Stored entries
══════════
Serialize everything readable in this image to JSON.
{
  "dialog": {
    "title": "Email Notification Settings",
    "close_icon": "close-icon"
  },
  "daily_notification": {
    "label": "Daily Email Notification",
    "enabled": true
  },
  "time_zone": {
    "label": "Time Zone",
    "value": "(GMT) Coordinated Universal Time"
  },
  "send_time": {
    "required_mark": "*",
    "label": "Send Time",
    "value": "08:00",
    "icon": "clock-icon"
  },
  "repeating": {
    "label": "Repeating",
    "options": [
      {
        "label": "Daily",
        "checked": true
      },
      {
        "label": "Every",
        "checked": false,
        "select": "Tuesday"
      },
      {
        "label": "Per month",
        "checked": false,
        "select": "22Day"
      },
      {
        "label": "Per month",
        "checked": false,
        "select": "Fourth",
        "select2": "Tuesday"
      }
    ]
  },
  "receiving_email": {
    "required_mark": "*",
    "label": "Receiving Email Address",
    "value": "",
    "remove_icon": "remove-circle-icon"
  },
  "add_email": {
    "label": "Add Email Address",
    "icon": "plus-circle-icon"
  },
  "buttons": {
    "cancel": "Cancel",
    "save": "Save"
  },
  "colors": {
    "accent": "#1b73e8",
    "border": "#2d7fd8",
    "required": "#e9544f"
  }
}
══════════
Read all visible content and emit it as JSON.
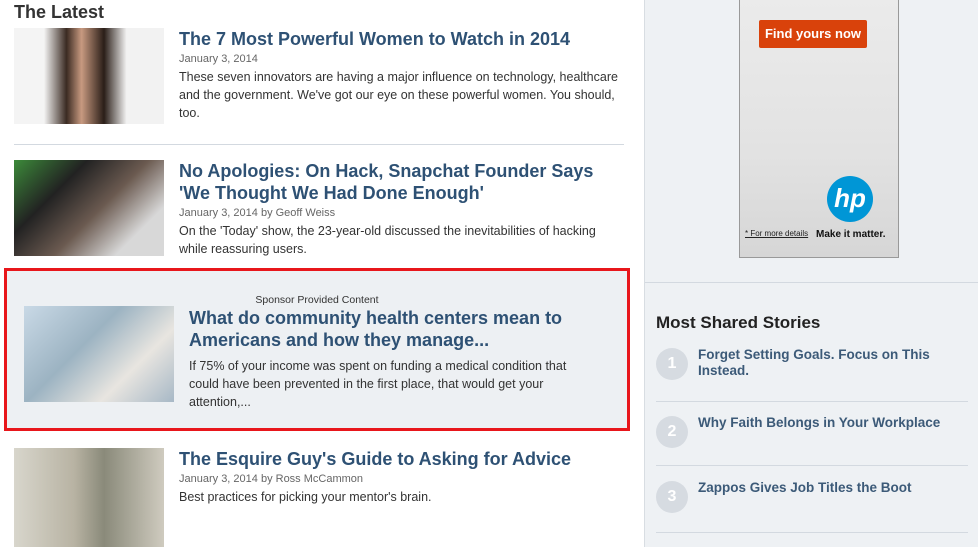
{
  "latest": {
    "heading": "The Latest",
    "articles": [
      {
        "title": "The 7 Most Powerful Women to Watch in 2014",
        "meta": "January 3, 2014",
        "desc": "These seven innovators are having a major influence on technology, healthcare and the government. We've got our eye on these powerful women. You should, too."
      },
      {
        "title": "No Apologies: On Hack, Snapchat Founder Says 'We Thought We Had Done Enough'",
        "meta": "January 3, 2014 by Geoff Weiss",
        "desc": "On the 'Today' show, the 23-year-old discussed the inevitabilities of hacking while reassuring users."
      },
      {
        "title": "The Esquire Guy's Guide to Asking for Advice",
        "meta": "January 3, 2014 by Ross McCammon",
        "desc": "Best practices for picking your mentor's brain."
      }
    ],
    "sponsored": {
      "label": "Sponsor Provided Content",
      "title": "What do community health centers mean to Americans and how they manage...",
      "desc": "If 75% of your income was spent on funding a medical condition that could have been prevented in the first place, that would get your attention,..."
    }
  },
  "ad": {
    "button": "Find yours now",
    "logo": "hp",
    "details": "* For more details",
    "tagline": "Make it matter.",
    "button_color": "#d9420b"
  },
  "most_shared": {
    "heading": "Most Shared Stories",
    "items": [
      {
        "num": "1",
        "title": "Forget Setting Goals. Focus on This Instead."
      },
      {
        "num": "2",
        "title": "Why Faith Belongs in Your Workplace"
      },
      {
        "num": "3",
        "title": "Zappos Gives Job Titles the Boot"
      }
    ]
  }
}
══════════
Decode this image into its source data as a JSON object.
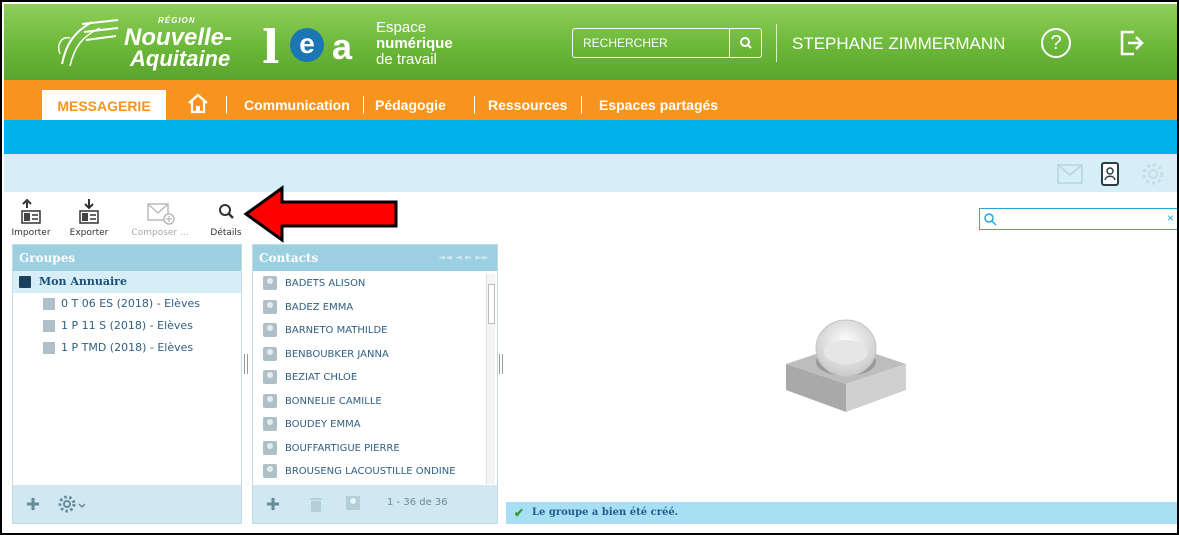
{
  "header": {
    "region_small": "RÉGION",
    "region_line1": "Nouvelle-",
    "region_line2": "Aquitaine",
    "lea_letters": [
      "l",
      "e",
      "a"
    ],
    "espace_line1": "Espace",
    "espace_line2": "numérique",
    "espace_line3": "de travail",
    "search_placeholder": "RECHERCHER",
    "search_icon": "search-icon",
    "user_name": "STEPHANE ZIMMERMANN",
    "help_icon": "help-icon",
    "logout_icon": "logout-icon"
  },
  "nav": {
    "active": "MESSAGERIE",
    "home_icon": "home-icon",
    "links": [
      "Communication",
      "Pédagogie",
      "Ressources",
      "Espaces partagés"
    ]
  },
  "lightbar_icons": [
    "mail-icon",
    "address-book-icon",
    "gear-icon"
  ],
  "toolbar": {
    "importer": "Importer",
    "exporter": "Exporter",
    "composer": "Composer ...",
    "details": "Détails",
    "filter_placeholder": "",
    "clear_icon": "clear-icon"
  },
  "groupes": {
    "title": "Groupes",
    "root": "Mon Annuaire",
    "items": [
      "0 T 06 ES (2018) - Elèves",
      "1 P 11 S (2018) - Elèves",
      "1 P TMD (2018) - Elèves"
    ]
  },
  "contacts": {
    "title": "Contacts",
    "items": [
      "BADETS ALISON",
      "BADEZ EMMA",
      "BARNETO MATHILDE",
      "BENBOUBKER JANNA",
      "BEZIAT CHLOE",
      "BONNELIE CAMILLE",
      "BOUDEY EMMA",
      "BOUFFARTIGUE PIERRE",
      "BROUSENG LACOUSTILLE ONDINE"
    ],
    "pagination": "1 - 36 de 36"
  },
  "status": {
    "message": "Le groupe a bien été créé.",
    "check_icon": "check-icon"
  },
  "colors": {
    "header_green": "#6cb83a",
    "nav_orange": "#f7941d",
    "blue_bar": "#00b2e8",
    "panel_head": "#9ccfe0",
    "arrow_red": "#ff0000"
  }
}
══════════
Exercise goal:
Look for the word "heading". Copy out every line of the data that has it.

The answer:
    "heading": "The Latest",
    "heading": "Most Shared Stories",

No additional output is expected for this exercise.